This morning at 9 a.m., The Joint Ways and Means Committee will take up the four-year Oregon driver’s card bill, Senate Bill 833. The bill would allow creation of a driver’s card for Oregon residents who can pass the tests and prove residency, but do not present documents showing legal presence in the country.
The bill already was approved by the Senate Business and Transportation Committee 4-2 on April 15, and by the Joint Ways and Means Transportation Subcommittee on a 6-0 vote yesterday (April 18). In a compromise, the Business and Transportation Committee renamed the proposed document from a “short-term driver’s license” to a “four-year driver’s card.” If the bill clears Joint Ways and Means, the next step would be consideration by the full Senate. If approved there, the House would take it up.

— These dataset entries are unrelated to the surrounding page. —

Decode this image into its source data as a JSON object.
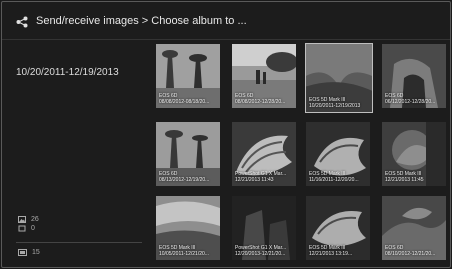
{
  "header": {
    "icon": "share-icon",
    "title": "Send/receive images > Choose album to ..."
  },
  "left_panel": {
    "date_range": "10/20/2011-12/19/2013",
    "stats": [
      {
        "icon": "photo-icon",
        "value": "26"
      },
      {
        "icon": "movie-icon",
        "value": "0"
      },
      {
        "icon": "album-count-icon",
        "value": "15"
      }
    ]
  },
  "albums": [
    {
      "camera": "EOS 6D",
      "dates": "08/08/2012-08/18/20..."
    },
    {
      "camera": "EOS 6D",
      "dates": "08/08/2012-12/28/20..."
    },
    {
      "camera": "EOS 5D Mark III",
      "dates": "10/20/2011-12/19/2013",
      "selected": true
    },
    {
      "camera": "EOS 6D",
      "dates": "06/12/2012-12/28/20..."
    },
    {
      "camera": "EOS 6D",
      "dates": "08/13/2012-12/19/20..."
    },
    {
      "camera": "PowerShot G1 X Mar...",
      "dates": "12/21/2013 11:43"
    },
    {
      "camera": "EOS 5D Mark III",
      "dates": "11/16/2011-12/20/20..."
    },
    {
      "camera": "EOS 5D Mark III",
      "dates": "12/21/2013 11:45"
    },
    {
      "camera": "EOS 5D Mark III",
      "dates": "10/05/2011-12/21/20..."
    },
    {
      "camera": "PowerShot G1 X Mar...",
      "dates": "12/20/2013-12/21/20..."
    },
    {
      "camera": "EOS 5D Mark III",
      "dates": "12/21/2013 13:19..."
    },
    {
      "camera": "EOS 6D",
      "dates": "08/10/2012-12/21/20..."
    }
  ]
}
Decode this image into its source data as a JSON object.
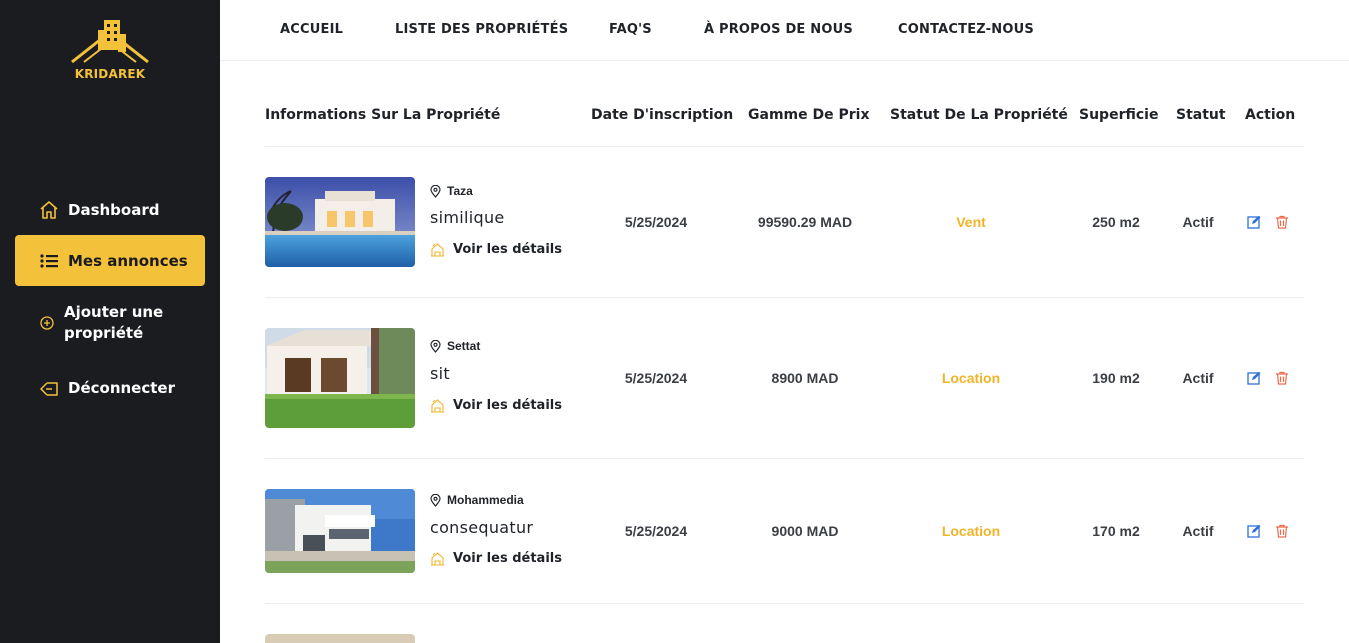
{
  "brand": {
    "name": "KRIDAREK",
    "accent": "#f4c13a"
  },
  "sidebar": {
    "items": [
      {
        "label": "Dashboard",
        "icon": "home-icon",
        "active": false
      },
      {
        "label": "Mes annonces",
        "icon": "list-icon",
        "active": true
      },
      {
        "label": "Ajouter une propriété",
        "icon": "plus-circle-icon",
        "active": false
      },
      {
        "label": "Déconnecter",
        "icon": "logout-icon",
        "active": false
      }
    ]
  },
  "topnav": {
    "items": [
      "ACCUEIL",
      "LISTE DES PROPRIÉTÉS",
      "FAQ'S",
      "À PROPOS DE NOUS",
      "CONTACTEZ-NOUS"
    ]
  },
  "table": {
    "headers": [
      "Informations Sur La Propriété",
      "Date D'inscription",
      "Gamme De Prix",
      "Statut De La Propriété",
      "Superficie",
      "Statut",
      "Action"
    ],
    "details_label": "Voir les détails",
    "rows": [
      {
        "city": "Taza",
        "title": "similique",
        "date": "5/25/2024",
        "price": "99590.29 MAD",
        "property_status": "Vent",
        "area": "250 m2",
        "status": "Actif"
      },
      {
        "city": "Settat",
        "title": "sit",
        "date": "5/25/2024",
        "price": "8900 MAD",
        "property_status": "Location",
        "area": "190 m2",
        "status": "Actif"
      },
      {
        "city": "Mohammedia",
        "title": "consequatur",
        "date": "5/25/2024",
        "price": "9000 MAD",
        "property_status": "Location",
        "area": "170 m2",
        "status": "Actif"
      }
    ]
  },
  "colors": {
    "sidebar_bg": "#1a1c20",
    "accent": "#f4c13a",
    "status_accent": "#f0b429",
    "edit_icon": "#2f6fd8",
    "delete_icon": "#ef6a4a"
  }
}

The bill enjoys broad support. The Oregon Association of Nurseries is one of the main supporters of the bill, along with the Oregon Restaurant and Lodging Association. Groups representing business, labor, law enforcement, the Latino community and the faith community are also on board. These groups participated in a task force put together by Gov. John Kitzhaber, which was charged with finding an appropriate remedy for the issue of unlicensed drivers. The task force, consisting of disparate interests that don’t always see eye to eye, developed a narrowly written bill that only addresses public safety. The resulting driver’s card will not give the holder any rights to vote, enter a federal building, board an airplane or purchase a firearm.
The bill gained a major supporter when the Statesman Journal newspaper (Salem, Ore.) issued an endorsement last Sunday. The editorial boards of the Oregonian (Portland, Ore.) and the Register Guard (Eugene, Ore.) previously came out in favor of the bill. Together these are the top three metropolitan dailies in Oregon.